Our copies are unsigned but include a special new photo of Martin and a recipe he has sent for making pate without Foie Gras
When a musician’s new song hits a political nerve, he finds himself in the crosshairs of Spanish nationalists’ ire, and it’s up to Bruno to track down the extremists who seem ready to take deadly measures, in another delightful installment of the internationally acclaimed series featuring Bruno, Chief of Police.
Les Troubadours, a folk music group that Bruno has long supported, go viral with their new number, “Song for Catalonia,” when the Spanish government suddenly bans the song. The songwriter, Joel Martin, is a local enthusiast for the old Occitan language of Périgord and the medieval troubadours, and he sympathizes with the Catalan bid for independence. The success of his song provokes outrage among extreme Spanish nationalists. Then, in a stolen car found on a Périgord back road, police discover a distinctive bullet for a state-of-the-art sniper's rifle that can kill at three kilometers, and they fear that Joel might be the intended target.
The French and Spanish governments agree to mount a joint operation to stop the assailants, and Bruno is the local man on the spot who mobilizes his resources to track them down. While Bruno tries to keep the peace, his friend Florence reaches out for help. Her abusive ex-husband is about to be paroled from prison and she fears he will return to reclaim their children. Will Bruno and Florence be able to prevent this unwanted visit? Despite the pressures, there is always time for Bruno to savor les plaisirs of the Dordogne around the table with friends.
MARTIN WALKER, after a long career of working in international journalism and for think tanks, now gardens, cooks, explores vineyards, writes, travels, and has never been more busy.
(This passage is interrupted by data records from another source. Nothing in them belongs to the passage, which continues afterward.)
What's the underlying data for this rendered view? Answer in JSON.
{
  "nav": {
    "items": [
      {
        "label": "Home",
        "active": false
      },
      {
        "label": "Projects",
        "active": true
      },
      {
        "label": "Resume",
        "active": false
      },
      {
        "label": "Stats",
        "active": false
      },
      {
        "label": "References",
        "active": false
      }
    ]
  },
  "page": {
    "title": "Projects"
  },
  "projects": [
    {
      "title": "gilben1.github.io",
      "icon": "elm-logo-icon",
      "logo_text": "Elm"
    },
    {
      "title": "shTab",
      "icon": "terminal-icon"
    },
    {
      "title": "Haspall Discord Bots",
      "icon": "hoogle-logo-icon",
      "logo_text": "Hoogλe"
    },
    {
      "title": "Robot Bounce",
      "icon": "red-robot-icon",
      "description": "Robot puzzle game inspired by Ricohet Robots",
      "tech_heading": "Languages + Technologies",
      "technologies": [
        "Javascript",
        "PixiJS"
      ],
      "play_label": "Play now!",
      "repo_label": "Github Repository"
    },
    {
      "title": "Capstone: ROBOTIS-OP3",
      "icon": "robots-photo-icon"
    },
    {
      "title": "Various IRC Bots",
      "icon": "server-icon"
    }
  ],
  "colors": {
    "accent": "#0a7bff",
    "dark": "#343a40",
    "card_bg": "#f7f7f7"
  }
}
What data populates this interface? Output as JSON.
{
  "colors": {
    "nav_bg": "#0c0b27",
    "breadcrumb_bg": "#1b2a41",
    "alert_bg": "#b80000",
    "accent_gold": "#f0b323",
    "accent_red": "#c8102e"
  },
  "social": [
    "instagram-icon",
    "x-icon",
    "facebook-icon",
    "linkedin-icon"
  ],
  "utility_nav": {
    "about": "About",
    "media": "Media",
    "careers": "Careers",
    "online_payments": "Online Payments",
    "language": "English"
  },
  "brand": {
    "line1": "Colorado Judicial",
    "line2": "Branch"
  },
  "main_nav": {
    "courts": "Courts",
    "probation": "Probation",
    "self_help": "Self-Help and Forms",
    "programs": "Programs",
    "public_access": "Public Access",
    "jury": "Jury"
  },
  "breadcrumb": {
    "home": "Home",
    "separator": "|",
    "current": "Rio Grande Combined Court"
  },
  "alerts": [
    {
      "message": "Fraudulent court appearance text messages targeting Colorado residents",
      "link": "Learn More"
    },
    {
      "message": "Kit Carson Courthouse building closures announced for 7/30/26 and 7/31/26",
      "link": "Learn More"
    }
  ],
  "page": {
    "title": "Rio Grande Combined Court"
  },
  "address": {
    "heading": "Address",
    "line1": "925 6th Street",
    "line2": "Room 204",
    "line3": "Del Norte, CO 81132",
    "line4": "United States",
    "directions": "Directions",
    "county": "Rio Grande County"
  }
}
He divides his time between Washington, D.C., and the Dordogne.